- development programs for individuals to participate in over a period of time, such as mentoring, coaching, job sharing or shadowing, or taking part in community programs;
- detailed development plans with clear objectives and milestones that are examined and adjusted (if necessary) on a regular basis by mentors and supervisors.
Regular reviews of your management development program will make sure it is delivering the results you want. Use the information you collect during the reviews to revise the program if you need to. Once your business has been able to tap into the talent of its workforce, the combined effect of motivation and learning can lead to quantum changes in performance.
Organizations sometimes find it hard to look to the future when the present is so demanding. Clearly, a business has to meet its short-term responsibilities and obligations to customers and clients. Even so, not looking ahead could leave it stranded in future—or without a future—if it does not manage its talent well, especially its most promising "up and comers." Align talent management programs with long-term business strategies to get the best of both worlds.

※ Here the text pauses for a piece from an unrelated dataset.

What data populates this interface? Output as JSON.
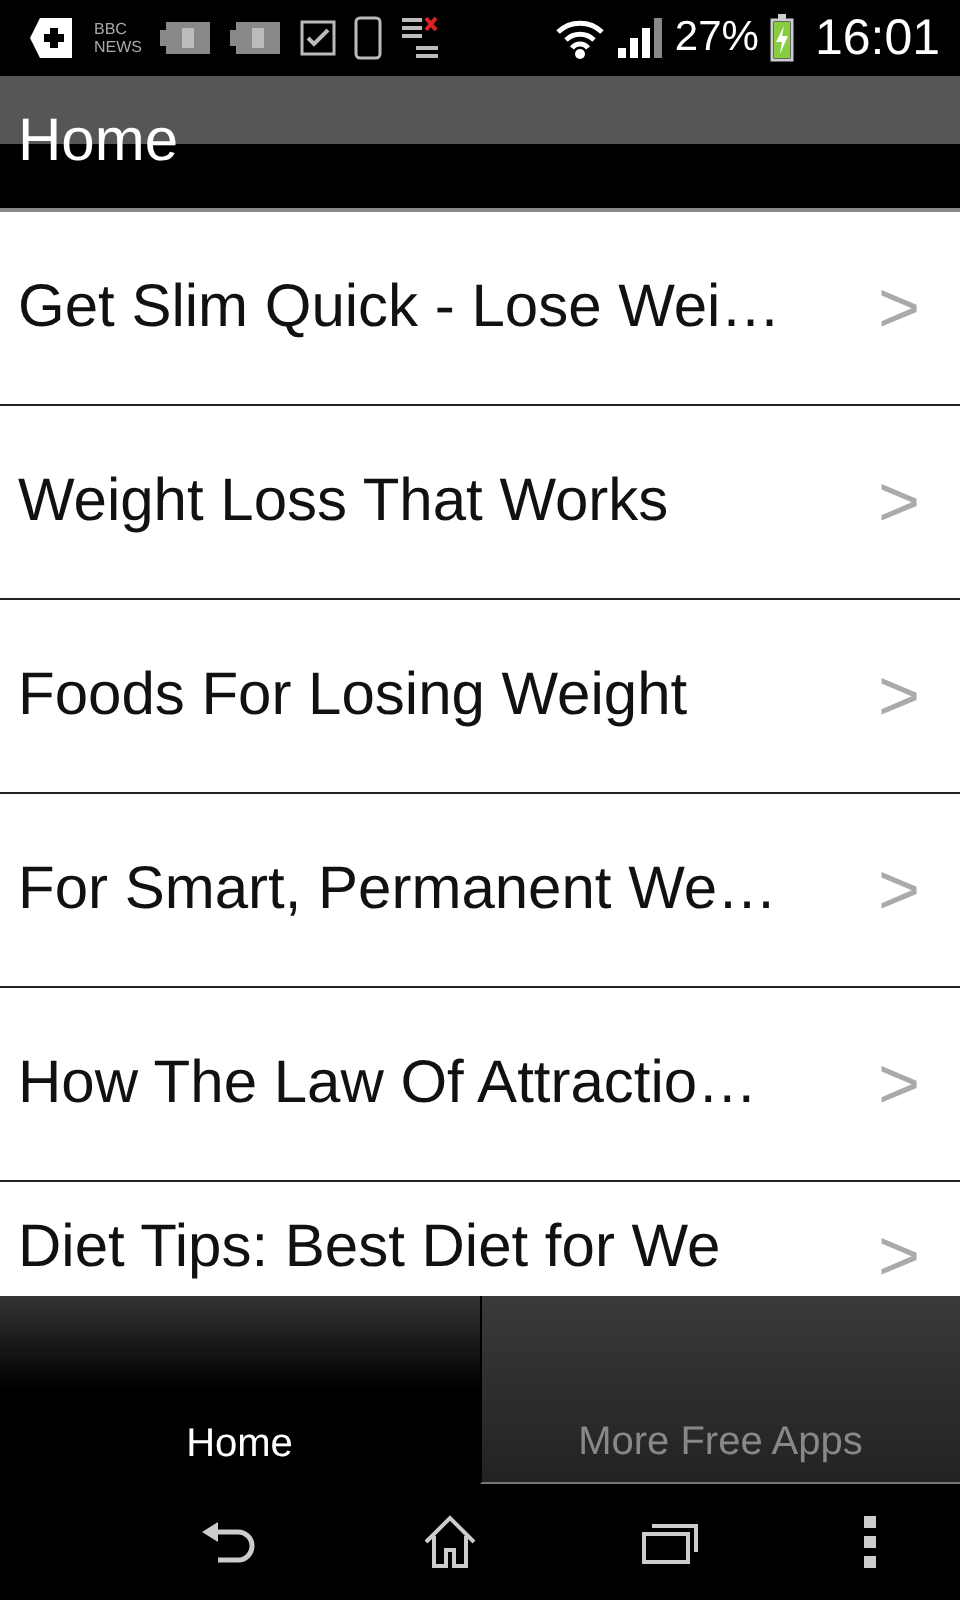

If one way of identifying and developing management talent has worked for an organization in the past, it can be difficult to encourage people to try new route. Things change, however, and it's essential that your business opens itself to new ways of thinking. In addition, be ready to change the way you look after the staff you have already. How many people will want to work for a company where one negative review or personnel memo early in their career can still impede their advancement as they mature and develop their skills? Likewise, one low performance mark may hinder a given department and its members from being considered for a larger future role. A collaborative approach, using a variety of methods and regular reviews, should prevent this from happening. Some organizations find this challenging and costly and will avoid it until such time as it becomes essential. The best way to overcome such inertia is to start where you know it is going to add the most value.
Any talent-building program will need time to bed in and prove its value, so it's essential that the top management team are behind it and prepared to let it settle down. Too often, half-hearted or insincere endorsements early on doom a good program to elimination long before it can realistically begin paying dividends. This also can make it difficult for managers in future years to have the latitude to develop other innovative programs. Management development is no quick fix. Don't expect it to be.
Thorne, Kaye and Andy Pellant.
International Institute for Management Development: www02.imd.ch/infocentre